Task instructions: Filter out every line below that lacks "fichero", and copy the rest.

*** Records shown

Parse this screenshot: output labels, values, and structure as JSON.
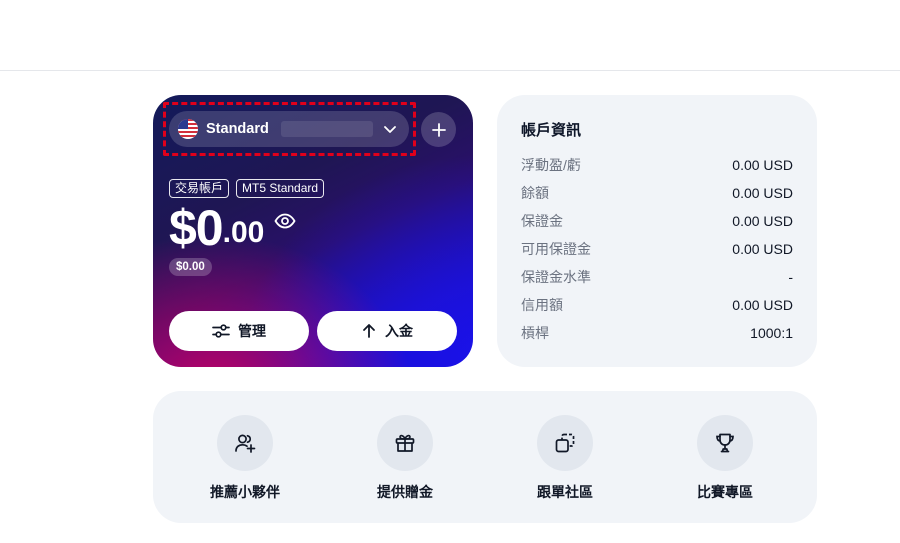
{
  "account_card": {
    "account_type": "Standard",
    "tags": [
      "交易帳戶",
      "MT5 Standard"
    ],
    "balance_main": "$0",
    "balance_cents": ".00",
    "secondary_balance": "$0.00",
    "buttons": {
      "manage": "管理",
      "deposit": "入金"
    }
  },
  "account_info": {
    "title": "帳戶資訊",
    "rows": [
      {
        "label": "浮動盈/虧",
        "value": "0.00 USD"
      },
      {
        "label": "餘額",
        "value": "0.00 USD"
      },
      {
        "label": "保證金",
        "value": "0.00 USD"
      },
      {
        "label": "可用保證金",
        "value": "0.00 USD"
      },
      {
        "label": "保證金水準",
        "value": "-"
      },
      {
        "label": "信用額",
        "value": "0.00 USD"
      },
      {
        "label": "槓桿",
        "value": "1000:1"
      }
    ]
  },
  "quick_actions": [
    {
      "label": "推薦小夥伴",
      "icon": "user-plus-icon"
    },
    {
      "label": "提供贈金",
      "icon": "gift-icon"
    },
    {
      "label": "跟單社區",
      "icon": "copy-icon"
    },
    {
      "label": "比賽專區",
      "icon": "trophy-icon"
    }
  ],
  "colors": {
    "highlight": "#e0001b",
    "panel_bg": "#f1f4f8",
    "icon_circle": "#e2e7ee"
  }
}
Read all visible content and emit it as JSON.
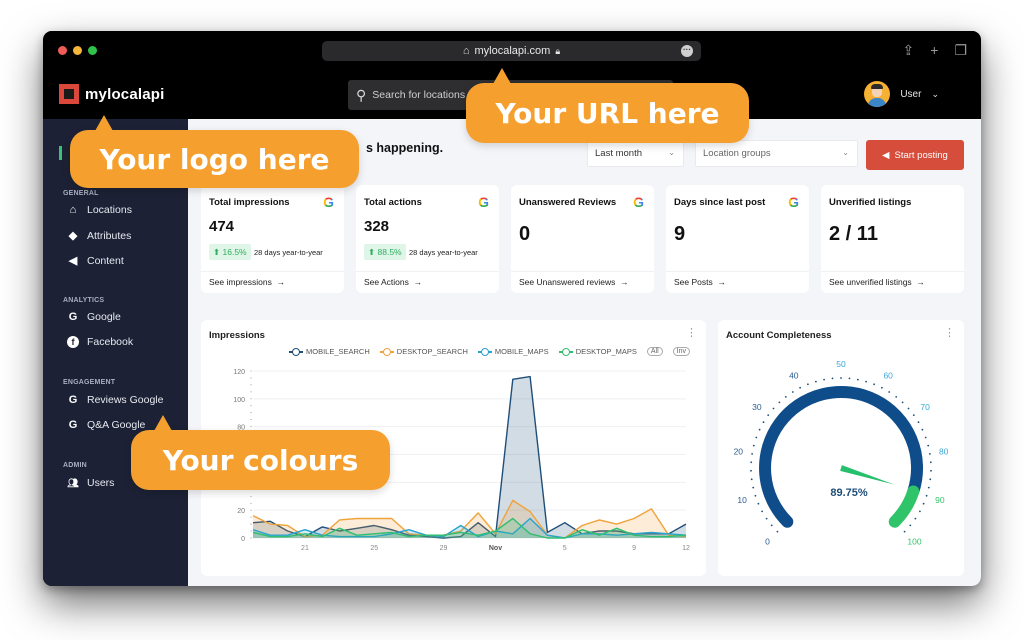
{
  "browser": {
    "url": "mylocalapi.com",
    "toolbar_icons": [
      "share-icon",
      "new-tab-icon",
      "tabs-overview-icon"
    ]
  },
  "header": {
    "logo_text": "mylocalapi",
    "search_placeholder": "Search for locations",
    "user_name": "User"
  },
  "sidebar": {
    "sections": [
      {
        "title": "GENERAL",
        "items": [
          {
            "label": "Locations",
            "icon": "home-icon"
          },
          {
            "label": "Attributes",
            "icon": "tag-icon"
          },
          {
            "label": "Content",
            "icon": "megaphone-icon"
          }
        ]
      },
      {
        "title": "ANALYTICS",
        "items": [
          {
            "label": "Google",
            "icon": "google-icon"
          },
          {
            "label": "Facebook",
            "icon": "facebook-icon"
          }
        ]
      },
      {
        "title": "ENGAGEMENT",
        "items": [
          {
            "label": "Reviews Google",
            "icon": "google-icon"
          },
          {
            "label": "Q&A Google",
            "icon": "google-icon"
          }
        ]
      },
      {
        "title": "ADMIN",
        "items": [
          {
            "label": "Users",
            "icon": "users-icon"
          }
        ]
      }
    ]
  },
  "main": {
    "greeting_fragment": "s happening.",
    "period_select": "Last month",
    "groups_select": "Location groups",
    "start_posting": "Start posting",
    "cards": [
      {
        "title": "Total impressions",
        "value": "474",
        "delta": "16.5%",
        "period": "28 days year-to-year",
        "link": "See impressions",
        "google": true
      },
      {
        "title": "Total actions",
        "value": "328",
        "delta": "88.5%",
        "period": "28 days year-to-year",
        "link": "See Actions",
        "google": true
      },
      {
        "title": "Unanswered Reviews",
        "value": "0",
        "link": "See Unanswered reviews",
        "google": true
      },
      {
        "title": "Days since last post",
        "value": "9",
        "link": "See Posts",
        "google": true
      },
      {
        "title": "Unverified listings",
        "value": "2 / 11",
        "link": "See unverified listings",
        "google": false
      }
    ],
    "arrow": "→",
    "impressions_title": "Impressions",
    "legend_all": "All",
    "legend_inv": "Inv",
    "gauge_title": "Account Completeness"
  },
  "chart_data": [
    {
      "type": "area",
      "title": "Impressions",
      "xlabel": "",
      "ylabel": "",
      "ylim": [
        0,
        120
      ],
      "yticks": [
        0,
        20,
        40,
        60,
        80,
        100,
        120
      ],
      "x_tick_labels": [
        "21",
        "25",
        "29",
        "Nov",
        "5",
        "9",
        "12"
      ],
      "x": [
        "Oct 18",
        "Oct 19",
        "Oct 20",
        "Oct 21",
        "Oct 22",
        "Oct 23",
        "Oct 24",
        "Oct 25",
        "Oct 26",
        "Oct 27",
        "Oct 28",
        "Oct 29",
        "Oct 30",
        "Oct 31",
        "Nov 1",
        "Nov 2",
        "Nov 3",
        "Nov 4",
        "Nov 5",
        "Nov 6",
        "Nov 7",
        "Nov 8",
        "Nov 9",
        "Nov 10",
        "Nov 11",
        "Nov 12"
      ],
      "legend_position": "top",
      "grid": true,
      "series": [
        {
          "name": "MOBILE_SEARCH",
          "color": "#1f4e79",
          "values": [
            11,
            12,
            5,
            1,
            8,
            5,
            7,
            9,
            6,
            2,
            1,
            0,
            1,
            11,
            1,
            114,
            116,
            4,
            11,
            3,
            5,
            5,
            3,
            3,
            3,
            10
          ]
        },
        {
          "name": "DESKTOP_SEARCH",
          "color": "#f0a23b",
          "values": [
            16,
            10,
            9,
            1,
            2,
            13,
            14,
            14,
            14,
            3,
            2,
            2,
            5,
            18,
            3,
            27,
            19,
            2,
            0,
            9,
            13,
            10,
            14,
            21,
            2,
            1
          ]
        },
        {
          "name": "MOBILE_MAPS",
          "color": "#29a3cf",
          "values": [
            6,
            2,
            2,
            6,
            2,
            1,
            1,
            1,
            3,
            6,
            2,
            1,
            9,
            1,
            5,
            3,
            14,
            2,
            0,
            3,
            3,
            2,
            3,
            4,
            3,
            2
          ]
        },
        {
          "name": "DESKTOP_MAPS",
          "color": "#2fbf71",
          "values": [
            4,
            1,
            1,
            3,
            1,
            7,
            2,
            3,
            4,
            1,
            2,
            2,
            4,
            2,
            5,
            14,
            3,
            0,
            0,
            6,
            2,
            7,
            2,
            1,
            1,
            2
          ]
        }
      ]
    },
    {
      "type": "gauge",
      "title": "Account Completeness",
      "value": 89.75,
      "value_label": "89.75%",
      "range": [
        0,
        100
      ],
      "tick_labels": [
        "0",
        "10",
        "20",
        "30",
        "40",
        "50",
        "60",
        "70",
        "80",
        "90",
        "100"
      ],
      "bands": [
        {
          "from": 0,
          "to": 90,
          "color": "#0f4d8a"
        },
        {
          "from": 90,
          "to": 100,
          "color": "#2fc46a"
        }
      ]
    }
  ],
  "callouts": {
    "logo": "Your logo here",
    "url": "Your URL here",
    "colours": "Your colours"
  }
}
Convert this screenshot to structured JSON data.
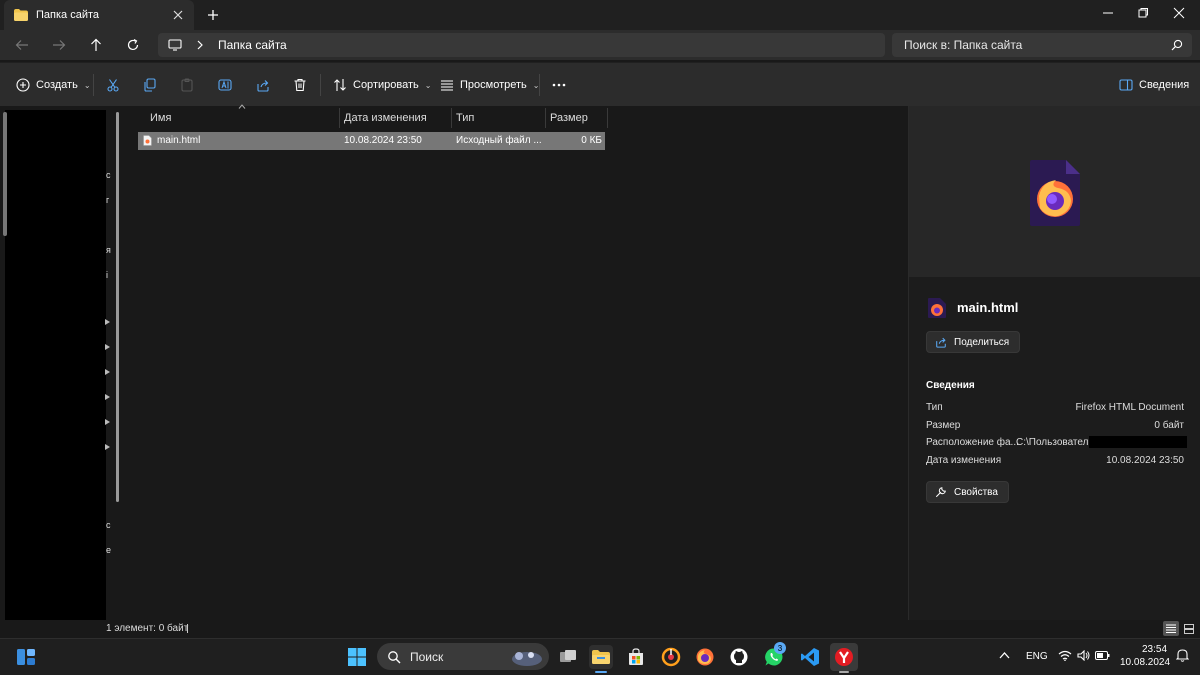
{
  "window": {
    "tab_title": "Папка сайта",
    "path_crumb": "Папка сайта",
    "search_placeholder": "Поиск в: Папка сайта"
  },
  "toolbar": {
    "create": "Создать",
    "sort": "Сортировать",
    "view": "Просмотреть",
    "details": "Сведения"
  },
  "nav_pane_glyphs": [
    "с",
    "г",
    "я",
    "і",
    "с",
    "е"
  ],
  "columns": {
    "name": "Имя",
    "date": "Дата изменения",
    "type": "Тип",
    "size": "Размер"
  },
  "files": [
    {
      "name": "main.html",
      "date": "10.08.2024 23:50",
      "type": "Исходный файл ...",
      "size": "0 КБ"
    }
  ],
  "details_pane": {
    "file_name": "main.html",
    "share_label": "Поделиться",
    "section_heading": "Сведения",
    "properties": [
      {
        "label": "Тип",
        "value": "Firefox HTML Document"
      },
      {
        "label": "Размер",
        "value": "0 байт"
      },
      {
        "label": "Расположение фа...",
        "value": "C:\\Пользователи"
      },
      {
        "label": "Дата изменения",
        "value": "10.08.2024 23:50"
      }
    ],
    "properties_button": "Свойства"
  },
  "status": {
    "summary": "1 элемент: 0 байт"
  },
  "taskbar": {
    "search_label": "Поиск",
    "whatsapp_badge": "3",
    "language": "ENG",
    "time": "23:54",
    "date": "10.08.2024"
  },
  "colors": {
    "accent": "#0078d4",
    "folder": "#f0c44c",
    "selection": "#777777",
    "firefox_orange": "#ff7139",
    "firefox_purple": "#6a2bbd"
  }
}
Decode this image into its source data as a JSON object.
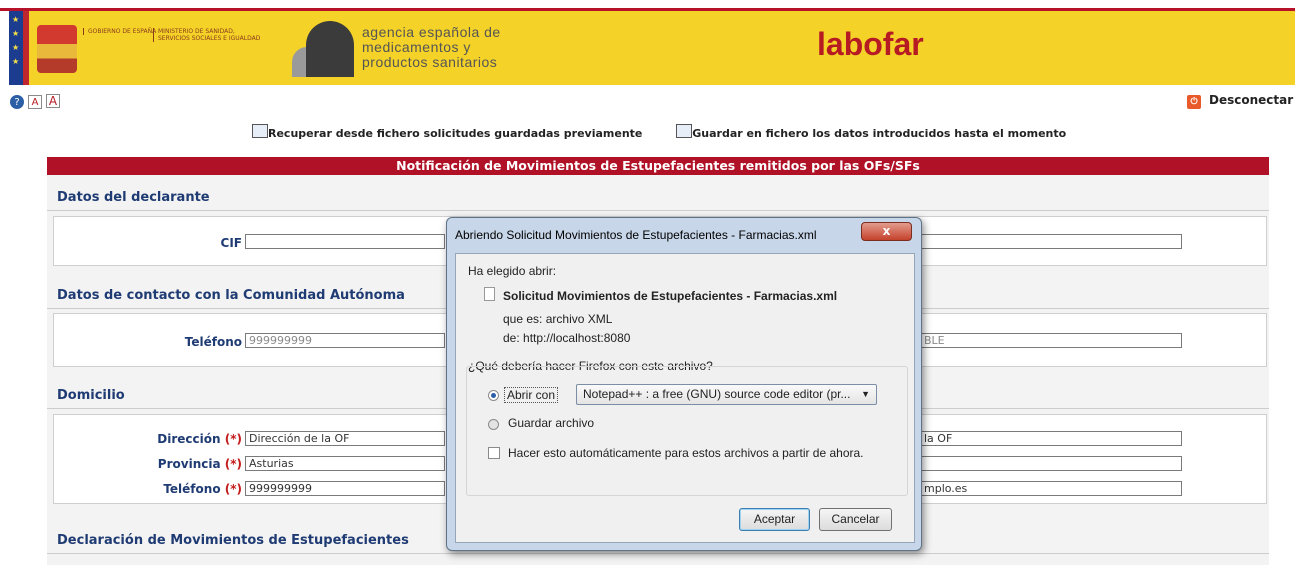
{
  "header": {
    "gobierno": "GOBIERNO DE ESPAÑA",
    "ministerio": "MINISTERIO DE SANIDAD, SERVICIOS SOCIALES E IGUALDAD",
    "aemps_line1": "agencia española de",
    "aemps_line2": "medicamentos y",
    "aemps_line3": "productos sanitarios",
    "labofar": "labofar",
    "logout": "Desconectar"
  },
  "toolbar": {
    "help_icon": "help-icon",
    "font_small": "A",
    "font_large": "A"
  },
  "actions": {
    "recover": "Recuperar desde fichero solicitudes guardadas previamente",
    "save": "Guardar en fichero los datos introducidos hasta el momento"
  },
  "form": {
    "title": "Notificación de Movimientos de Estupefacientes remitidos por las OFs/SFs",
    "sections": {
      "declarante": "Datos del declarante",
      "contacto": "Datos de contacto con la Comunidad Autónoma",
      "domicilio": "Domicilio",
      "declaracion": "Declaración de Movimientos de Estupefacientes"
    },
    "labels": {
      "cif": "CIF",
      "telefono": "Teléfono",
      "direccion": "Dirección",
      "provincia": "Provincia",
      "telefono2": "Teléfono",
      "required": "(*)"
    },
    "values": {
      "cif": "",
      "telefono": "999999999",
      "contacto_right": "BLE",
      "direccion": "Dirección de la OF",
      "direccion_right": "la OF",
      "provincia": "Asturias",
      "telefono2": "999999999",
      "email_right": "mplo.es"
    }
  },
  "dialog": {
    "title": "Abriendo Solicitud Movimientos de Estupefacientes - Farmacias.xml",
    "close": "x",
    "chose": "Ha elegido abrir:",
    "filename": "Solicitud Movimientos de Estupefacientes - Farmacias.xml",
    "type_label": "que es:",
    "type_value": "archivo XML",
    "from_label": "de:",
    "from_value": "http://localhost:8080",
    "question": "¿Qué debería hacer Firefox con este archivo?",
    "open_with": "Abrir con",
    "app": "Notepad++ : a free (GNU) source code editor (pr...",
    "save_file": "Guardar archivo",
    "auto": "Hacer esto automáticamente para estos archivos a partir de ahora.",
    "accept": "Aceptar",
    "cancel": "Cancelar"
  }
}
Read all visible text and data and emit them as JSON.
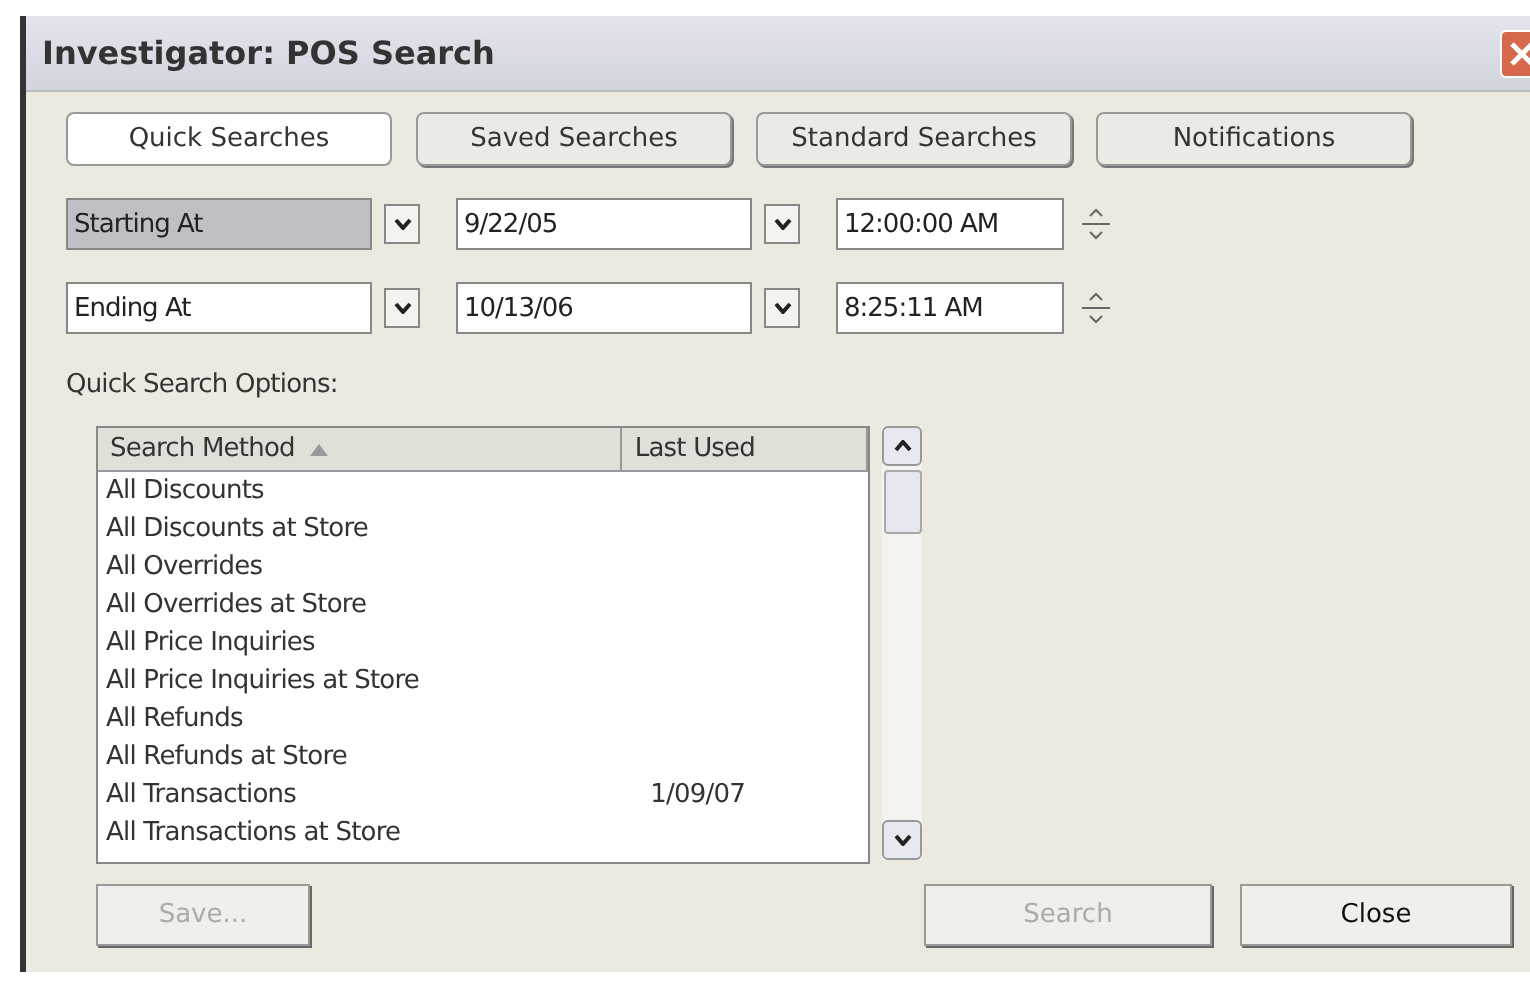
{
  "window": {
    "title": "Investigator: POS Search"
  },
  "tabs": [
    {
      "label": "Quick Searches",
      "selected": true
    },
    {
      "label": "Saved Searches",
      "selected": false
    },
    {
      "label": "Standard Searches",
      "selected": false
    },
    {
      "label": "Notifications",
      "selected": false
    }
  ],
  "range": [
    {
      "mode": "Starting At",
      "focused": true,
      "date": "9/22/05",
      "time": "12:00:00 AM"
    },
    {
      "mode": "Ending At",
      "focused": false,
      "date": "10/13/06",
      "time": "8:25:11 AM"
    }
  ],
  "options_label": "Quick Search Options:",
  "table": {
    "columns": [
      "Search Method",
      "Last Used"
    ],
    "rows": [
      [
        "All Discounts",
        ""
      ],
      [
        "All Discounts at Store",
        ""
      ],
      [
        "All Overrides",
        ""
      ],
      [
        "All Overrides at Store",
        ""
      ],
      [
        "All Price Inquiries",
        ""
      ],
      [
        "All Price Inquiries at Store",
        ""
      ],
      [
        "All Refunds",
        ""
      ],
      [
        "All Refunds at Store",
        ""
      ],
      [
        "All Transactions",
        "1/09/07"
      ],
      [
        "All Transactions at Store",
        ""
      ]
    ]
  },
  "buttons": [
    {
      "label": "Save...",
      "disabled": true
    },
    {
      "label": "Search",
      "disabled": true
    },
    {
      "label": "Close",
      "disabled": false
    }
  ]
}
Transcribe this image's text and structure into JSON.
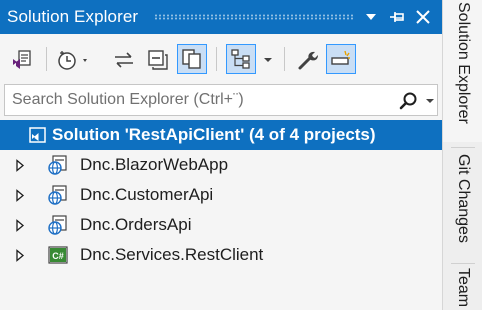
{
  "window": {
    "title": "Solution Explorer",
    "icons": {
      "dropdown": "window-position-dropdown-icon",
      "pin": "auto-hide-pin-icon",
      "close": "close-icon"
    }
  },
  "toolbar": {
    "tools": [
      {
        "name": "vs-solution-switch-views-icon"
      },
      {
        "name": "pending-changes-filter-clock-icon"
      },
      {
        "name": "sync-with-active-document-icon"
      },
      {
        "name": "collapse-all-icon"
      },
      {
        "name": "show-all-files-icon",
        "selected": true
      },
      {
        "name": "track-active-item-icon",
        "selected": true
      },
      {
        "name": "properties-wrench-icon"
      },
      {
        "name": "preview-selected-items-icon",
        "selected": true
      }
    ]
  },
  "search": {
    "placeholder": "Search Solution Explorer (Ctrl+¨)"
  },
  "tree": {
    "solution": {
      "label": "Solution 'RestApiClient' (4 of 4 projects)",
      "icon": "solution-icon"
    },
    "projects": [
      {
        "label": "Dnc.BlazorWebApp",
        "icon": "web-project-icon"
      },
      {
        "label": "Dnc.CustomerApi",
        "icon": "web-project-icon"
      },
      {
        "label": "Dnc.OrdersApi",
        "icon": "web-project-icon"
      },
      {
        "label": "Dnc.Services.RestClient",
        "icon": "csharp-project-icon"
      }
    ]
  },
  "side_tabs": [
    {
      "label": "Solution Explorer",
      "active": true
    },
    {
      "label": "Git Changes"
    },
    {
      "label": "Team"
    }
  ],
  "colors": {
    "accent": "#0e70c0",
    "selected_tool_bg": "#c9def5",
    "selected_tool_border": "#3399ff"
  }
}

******

Solution for this task:
    "recover": "Recuperar desde fichero solicitudes guardadas previamente",
    "save": "Guardar en fichero los datos introducidos hasta el momento"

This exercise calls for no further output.